In response to the Town Crier’s inquiry, Sheriff Stan Sniff issued the following statement, “The board has the authority to set the budget for all county operations, including the Office of Sheriff. The Sheriff has the responsibility to follow the board’s directions on budget priorities and had to begin cutting the department’s operations to meet those reduced funding levels, by reducing the numbers of staff carried on payroll, for this fiscal year (FY 16/17) through routine attrition (retirements, resignations & terminations).
“The already overcrowded and undersized county jail systems serve all our state and local law enforcement agencies within Riverside County, and was already laboring heavily under the new PLO consent decree, so it was not appropriate to cut staffing or reduce jail capacity for any budget savings,” he continued.
“This leaves the full impact of the projected county budget cuts — now grown in size since July 2016 to near $40 million — primarily on the back of both unincorporated patrol staffing levels, and in addition, also on the reductions to staffing levels of many of our frontline joint teams and task forces all across the county, as well as other operations,” Sniff said in the statement.
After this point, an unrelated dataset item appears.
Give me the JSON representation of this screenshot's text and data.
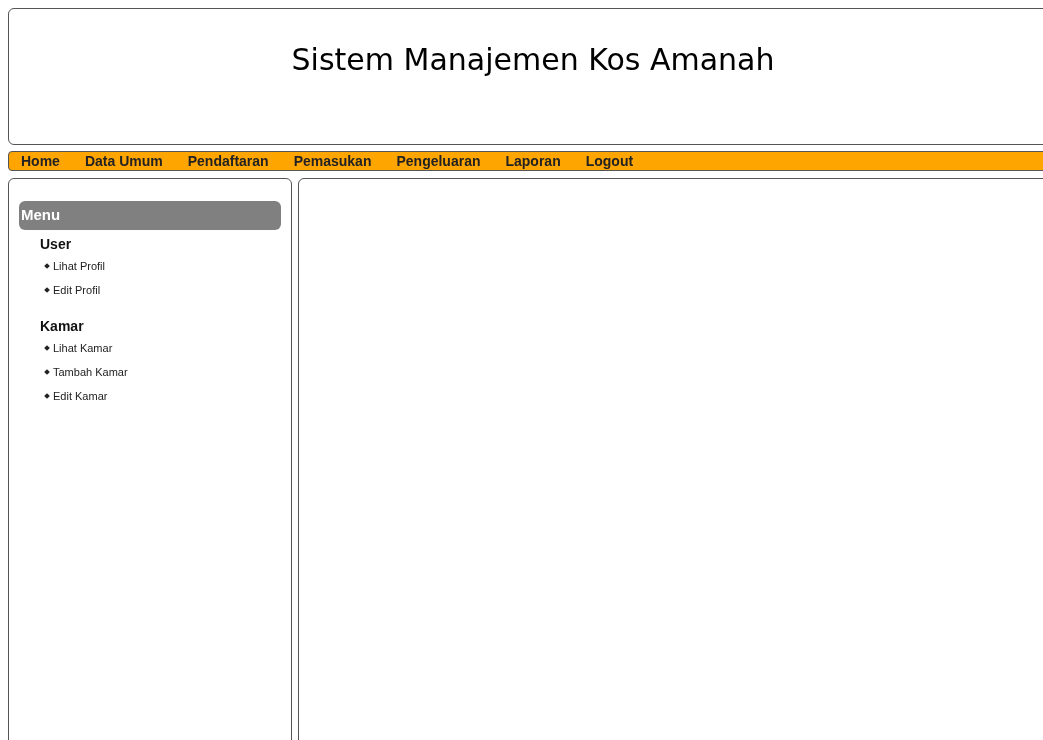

“In an effort to responsibly live within the sharply reduced budget target this year, county unincorporated patrols at each of our countywide patrol stations must be reduced to the minimum staffing of two deputies (0.75/1,000) on duty at any given time, all by the end of this fiscal year (June 2017),” he stated.